What is bulimia?
Bulimia nervosa, most often known as just ‘bulimia’, is an eating disorder and mental illness. It is characterised by repeated binge-eating episodes with attempts to get rid of the calories consumed to prevent weight gain. These attempts to get rid of calories is known as purging and usually includes vomiting or using laxatives, but excessive exercise or taking large quantities of slimming pills are also purging behaviours. Bulimia is a dangerous illness that aims to control weight.
Control is a central aspect of bulimia. The binge-eating and purging cycle can help a sufferer feel in control of their life, which would otherwise feel out of control. Although a person with bulimia may feel out of control during a binge-eating episode, the purging provides the control element. Purging can therefore be a way for the bulimia sufferer to regulate and manage their feelings – it becomes useful for them.
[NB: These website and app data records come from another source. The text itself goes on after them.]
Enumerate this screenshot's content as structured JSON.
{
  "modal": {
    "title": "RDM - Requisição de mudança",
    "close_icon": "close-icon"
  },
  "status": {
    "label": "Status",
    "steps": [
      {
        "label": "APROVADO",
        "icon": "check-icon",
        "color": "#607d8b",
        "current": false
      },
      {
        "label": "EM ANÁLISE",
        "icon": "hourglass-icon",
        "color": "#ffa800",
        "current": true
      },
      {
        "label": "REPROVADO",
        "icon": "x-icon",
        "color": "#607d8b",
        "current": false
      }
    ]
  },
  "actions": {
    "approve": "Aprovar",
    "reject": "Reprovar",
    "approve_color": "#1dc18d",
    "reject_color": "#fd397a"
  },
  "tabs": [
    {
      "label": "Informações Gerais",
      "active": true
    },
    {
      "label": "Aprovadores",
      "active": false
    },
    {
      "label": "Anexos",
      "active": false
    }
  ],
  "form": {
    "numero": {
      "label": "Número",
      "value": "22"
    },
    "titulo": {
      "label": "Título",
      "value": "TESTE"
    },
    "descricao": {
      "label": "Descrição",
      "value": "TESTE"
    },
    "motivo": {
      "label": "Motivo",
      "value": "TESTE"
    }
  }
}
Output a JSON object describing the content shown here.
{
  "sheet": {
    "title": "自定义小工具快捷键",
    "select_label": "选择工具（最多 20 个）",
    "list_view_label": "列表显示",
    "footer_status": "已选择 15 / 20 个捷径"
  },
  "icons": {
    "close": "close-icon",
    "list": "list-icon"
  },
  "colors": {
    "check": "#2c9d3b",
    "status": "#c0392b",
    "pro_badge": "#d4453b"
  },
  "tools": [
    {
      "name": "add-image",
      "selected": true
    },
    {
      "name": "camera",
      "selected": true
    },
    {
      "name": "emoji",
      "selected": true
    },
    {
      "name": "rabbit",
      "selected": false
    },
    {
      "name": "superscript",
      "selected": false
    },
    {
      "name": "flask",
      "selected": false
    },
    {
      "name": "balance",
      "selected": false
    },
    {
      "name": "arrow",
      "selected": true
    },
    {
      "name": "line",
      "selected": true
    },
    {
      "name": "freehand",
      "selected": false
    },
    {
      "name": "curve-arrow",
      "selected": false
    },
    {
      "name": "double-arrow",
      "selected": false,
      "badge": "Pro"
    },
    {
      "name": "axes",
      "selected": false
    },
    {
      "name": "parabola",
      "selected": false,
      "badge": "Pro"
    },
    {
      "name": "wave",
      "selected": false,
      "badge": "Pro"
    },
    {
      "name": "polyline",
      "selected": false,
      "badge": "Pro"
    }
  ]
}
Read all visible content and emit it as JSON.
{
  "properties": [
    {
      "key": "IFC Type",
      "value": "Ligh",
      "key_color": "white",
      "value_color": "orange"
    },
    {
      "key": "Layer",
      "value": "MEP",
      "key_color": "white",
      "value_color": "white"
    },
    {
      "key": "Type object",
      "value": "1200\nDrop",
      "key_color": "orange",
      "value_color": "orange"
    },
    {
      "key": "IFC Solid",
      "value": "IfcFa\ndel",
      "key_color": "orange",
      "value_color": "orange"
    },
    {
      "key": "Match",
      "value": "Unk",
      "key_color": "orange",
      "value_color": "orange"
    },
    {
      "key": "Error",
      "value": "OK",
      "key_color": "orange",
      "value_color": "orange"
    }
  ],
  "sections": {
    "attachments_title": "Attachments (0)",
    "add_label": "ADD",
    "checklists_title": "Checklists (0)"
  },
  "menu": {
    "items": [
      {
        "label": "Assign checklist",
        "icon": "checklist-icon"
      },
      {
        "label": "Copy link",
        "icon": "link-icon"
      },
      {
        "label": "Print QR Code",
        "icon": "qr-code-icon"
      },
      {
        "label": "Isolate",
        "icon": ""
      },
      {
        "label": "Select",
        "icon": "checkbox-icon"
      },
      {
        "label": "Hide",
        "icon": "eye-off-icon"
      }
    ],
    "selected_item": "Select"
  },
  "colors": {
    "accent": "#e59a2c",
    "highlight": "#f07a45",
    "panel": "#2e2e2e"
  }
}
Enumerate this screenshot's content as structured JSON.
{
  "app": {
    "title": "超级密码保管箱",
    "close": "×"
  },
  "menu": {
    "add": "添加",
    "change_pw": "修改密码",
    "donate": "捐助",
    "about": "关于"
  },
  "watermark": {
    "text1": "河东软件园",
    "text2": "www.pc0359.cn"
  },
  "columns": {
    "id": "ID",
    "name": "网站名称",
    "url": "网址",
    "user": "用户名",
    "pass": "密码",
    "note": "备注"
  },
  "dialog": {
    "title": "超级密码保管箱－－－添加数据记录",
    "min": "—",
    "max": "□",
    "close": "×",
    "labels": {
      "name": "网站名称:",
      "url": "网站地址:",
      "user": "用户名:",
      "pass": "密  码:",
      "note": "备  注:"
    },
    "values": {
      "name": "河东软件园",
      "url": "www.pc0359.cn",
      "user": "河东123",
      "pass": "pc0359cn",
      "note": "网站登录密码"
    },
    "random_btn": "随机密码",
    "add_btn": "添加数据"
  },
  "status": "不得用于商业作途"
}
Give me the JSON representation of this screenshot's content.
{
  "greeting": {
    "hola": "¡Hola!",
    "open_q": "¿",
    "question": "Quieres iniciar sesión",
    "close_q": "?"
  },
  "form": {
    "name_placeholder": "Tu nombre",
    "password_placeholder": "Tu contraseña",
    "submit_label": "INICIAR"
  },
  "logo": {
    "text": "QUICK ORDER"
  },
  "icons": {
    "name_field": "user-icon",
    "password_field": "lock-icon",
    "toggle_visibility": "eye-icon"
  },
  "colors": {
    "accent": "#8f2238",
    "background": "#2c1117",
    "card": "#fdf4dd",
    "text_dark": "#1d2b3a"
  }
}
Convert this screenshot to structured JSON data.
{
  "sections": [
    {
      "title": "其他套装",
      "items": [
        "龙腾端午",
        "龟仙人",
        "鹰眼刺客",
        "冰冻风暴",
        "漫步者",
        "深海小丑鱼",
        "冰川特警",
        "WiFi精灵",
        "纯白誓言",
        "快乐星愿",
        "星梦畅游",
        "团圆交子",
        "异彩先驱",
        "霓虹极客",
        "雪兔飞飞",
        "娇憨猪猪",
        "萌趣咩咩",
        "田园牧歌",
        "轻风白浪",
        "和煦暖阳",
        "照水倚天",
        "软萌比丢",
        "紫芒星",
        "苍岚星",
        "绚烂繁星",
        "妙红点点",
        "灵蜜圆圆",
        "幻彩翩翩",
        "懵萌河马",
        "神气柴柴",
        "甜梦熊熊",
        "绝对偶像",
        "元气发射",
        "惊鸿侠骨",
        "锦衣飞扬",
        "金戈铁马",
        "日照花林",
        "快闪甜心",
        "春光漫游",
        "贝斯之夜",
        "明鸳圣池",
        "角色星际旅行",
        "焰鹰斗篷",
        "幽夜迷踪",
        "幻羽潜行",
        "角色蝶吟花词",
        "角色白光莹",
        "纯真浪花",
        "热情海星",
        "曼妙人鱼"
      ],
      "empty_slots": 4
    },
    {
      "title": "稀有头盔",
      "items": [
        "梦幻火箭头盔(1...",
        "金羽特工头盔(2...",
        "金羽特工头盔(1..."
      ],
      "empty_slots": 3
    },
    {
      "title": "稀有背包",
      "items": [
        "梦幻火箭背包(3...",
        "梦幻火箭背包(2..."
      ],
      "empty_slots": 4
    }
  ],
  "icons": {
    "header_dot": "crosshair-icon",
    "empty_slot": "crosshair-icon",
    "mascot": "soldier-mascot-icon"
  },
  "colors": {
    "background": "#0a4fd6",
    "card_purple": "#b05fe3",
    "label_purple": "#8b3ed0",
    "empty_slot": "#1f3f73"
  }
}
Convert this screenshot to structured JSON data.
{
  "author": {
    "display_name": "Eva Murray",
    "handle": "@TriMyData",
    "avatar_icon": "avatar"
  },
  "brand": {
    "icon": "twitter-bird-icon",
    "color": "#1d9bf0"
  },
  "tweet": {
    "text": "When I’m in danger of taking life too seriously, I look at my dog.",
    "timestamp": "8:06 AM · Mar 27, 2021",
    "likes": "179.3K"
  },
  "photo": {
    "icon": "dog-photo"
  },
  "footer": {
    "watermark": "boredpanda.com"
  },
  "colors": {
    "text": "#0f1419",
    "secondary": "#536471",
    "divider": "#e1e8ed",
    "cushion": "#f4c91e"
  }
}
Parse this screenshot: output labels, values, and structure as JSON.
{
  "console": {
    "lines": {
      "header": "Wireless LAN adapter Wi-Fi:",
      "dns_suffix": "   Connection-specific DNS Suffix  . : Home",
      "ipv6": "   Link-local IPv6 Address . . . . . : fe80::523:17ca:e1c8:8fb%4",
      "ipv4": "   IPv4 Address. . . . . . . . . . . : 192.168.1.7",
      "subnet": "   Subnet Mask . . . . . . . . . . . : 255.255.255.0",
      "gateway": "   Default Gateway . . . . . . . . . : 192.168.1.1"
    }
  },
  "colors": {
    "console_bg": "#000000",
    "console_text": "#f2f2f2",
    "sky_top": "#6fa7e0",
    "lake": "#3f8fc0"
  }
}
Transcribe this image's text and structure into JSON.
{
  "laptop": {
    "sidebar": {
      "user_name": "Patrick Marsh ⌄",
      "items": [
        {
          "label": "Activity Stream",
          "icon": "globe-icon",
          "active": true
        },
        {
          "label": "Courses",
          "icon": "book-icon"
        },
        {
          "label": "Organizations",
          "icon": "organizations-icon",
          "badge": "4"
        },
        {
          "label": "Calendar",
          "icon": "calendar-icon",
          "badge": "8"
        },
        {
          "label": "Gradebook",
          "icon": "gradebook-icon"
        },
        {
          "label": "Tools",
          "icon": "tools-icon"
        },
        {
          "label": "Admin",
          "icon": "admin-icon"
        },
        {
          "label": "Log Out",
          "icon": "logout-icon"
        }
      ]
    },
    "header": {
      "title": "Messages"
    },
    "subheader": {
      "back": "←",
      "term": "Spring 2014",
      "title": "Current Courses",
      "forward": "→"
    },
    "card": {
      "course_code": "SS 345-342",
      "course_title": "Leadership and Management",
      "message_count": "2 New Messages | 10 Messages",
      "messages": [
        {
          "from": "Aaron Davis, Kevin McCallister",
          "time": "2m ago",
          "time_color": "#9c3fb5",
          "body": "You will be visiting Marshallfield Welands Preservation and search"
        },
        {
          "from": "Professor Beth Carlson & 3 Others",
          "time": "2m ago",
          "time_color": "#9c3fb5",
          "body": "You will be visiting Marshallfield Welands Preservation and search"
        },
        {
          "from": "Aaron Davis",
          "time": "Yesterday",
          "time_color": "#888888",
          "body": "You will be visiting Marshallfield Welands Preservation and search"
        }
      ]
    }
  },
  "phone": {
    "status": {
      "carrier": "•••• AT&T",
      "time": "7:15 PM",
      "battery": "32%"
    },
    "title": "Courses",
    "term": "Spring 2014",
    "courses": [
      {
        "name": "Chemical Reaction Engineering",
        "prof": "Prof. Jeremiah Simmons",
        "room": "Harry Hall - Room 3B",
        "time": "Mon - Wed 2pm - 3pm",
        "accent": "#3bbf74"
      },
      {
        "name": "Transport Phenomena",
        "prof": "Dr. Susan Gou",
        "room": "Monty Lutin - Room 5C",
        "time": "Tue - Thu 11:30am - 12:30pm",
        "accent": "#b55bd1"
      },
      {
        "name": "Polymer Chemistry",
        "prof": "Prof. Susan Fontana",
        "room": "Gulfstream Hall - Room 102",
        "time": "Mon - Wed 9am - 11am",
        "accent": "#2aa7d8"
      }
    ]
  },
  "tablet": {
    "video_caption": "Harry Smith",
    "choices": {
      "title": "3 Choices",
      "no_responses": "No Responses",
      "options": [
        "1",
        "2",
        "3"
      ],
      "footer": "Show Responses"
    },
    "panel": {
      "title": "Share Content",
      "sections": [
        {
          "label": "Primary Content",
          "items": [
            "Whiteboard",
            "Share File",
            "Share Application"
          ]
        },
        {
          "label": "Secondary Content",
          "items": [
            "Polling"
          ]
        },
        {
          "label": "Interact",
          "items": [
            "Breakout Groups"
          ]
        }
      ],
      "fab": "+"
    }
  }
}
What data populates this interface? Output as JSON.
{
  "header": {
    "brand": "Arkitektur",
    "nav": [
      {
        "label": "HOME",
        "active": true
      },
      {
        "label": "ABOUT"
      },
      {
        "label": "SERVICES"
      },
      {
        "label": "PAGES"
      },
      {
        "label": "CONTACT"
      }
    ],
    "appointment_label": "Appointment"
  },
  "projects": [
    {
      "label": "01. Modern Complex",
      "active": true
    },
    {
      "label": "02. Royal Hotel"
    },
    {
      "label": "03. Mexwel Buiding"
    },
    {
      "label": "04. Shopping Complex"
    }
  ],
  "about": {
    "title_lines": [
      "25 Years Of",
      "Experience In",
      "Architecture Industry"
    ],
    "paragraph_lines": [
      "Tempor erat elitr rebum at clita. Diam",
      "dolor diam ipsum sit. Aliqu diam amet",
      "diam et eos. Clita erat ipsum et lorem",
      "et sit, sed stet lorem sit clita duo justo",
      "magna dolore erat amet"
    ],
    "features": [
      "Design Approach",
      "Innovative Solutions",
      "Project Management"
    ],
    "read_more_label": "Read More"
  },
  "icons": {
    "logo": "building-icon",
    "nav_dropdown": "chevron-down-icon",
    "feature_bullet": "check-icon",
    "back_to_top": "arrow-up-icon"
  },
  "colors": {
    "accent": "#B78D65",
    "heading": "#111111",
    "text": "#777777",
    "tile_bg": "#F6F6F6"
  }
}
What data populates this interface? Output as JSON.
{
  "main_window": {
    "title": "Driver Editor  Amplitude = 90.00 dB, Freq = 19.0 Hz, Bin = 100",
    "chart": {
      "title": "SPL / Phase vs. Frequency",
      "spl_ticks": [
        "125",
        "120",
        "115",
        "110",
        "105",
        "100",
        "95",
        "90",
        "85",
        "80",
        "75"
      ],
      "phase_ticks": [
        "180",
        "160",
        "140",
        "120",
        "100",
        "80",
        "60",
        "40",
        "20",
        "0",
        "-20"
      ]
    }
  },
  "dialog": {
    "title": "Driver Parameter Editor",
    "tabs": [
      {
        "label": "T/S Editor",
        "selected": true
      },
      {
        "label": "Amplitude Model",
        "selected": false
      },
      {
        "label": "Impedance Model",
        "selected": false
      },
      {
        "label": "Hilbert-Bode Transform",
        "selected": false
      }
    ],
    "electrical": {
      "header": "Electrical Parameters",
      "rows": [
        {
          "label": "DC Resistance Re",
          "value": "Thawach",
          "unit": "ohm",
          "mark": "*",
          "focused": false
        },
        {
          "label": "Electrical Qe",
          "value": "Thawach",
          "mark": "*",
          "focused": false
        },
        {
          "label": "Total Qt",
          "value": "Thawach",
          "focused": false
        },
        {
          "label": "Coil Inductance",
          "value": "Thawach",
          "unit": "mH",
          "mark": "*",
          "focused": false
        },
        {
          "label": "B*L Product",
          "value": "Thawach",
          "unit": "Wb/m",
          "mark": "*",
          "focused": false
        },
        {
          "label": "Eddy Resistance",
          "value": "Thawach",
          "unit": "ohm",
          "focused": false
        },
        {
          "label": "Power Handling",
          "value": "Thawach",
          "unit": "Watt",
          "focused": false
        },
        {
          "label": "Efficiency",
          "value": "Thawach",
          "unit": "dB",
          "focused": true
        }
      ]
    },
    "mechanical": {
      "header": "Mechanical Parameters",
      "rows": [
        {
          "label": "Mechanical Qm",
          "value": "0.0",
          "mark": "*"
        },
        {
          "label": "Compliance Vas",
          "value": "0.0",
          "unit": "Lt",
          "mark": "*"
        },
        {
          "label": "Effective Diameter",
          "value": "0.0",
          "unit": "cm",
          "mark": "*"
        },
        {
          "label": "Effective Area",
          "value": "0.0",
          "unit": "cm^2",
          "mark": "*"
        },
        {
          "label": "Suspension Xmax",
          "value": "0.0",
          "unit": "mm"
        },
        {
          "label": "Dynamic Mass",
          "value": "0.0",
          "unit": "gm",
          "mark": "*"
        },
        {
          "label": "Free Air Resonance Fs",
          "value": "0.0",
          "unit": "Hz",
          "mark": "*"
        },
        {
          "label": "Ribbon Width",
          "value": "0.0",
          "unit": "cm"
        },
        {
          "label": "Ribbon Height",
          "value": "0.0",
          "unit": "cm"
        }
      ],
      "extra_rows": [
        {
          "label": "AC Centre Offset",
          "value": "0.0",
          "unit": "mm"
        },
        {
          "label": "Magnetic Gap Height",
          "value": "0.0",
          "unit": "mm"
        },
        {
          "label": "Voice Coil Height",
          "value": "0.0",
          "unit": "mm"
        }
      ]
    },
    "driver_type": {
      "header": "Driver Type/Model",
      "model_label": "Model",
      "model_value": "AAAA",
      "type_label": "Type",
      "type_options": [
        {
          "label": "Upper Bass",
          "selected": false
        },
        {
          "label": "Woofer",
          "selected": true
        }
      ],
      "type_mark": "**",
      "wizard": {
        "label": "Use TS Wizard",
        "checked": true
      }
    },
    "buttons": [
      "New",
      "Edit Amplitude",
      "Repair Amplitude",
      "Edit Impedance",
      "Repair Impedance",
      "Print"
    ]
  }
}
Someone who has been living with bulimia for a long time can find it difficult to stop their purging behaviour as it has become commonplace. When they are triggered emotionally or when they feel their stomach full, their learned response is to purge. It can become addictive in nature. Feeling full or sometimes eating more than usual are normal aspects of eating. For someone with bulimia, they can be very difficult to deal with.
Which eating disorder?
It can sometimes be difficult to determine which eating disorder somebody is suffering with. If a person is very underweight but experiences episodes of binge-eating and purging, they would tend to be diagnosed with anorexia. This diagnosis would be less clear if the person was only slightly underweight. An eating disorder specialist would best determine which eating disorder a person is suffering with, which would enable the best course of treatment to then be followed. It is not uncommon for someone to move between eating disorders, highlighting the complexity of these illnesses and the difficulty of treatment and recovery.
The effects of bulimia
Like other eating disorders, there are serious physical and emotional effects on the person living with bulimia and these can be life-threatening. In terms of the physical effects, vomiting can cause tooth decay, burst blood vessels in the eyes, damage vocal cords due to stomach acid, and cause pain and swelling in the mouth and throat. Frequent vomiting can damage the digestive tract, such as causing tears in the oesophagus and other digestive problems including bloating, diarrhoea or constipation. Abusing diuretics that lower potassium levels can cause dehydration, which can lead to kidney damage and kidney failure.
There are many other physical effects of bulimia, but one of the most serious complications of this eating disorder is cardiovascular problems caused by an electrolyte imbalance. Such complications can result in abnormal heart rhythms and even heart failure.
The psychological impact of bulimia is significant and those suffering should seek support with the emotional turmoil of the illness. Feelings of shame, guilt and a skewed body image are often experienced by people with bulimia and these drive the binge-eating and purging cycle. Low self-esteem, low self-confidence and a fear of weight gain are major aspects to the illness as well.
A lot of stress and anxiety is also a part of bulimia, particularly around mealtimes. The illness is very secretive in nature because people with bulimia can feel ashamed of their binge-eating and purging behaviours. Carrying the burden of the illness alone can intensify feelings of stress and anxiety.
Support for people living with bulimia
Anyone can suffer with bulimia, irrespective of age, sex, race, lifestyle or background. It most often develops in women during adolescence, but this is not the rule. You may be questioning whether you have bulimia or another eating disorder. If you worry a lot about eating, food and your weight and feel that they are taking over your life, it would be worth seeking help.
Less than half of people with bulimia will make a full recovery. This statistic shows how important seeking help for bulimia is, as recovery is very difficult, particularly without support. Psychological support can help someone with bulimia to understand their relationship with food and eating, and seeks to help them to rebuild a new, healthier relationship with food, weight and themselves. This can involve looking into a person’s sense of self to increase their self-worth and find new ways of feeling in control, without resorting to dangerous eating disorder behaviours. It is a very challenging journey, but an important one for anyone looking to recover from a life ruled by bulimia.